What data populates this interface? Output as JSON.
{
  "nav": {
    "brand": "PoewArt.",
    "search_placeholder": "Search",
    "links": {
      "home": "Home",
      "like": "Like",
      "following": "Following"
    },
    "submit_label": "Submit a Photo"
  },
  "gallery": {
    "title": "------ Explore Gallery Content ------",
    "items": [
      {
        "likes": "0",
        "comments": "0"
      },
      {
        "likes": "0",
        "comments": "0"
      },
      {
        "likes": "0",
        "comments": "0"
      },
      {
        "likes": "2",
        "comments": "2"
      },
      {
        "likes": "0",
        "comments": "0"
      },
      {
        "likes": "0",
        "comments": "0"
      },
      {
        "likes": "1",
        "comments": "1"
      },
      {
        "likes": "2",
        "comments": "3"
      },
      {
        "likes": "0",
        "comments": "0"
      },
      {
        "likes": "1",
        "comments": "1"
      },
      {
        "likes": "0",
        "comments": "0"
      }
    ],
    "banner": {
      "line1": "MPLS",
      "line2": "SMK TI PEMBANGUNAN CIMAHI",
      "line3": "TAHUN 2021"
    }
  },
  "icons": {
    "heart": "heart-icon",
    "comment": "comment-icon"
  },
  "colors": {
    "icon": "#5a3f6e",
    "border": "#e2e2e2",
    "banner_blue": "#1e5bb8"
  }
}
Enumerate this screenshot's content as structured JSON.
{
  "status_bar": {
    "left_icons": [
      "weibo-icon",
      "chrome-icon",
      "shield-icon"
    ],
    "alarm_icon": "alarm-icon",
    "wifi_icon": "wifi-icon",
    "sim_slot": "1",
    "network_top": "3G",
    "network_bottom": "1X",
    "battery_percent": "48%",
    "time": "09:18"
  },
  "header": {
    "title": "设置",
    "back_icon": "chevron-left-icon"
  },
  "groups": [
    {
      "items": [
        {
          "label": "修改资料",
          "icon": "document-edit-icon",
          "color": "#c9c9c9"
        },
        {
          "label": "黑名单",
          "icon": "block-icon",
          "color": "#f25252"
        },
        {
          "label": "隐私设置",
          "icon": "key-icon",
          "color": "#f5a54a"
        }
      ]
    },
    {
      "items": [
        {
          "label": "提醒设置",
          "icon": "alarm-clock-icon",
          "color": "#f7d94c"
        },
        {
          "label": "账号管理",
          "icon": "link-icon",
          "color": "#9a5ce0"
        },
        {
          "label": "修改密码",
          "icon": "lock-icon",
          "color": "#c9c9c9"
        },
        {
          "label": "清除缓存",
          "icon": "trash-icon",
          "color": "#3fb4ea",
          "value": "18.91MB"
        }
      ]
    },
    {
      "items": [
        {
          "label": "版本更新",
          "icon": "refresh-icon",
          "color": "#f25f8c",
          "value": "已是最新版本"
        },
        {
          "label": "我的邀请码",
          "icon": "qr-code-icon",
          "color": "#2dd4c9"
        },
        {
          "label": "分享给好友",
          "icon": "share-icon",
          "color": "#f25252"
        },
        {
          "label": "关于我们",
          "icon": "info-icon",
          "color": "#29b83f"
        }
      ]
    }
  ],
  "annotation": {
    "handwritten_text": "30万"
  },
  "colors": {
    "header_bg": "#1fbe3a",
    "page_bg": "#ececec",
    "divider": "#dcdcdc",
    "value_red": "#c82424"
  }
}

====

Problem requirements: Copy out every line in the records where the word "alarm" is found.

Output for this exercise:
    "alarm_icon": "alarm-icon",
          "icon": "alarm-clock-icon",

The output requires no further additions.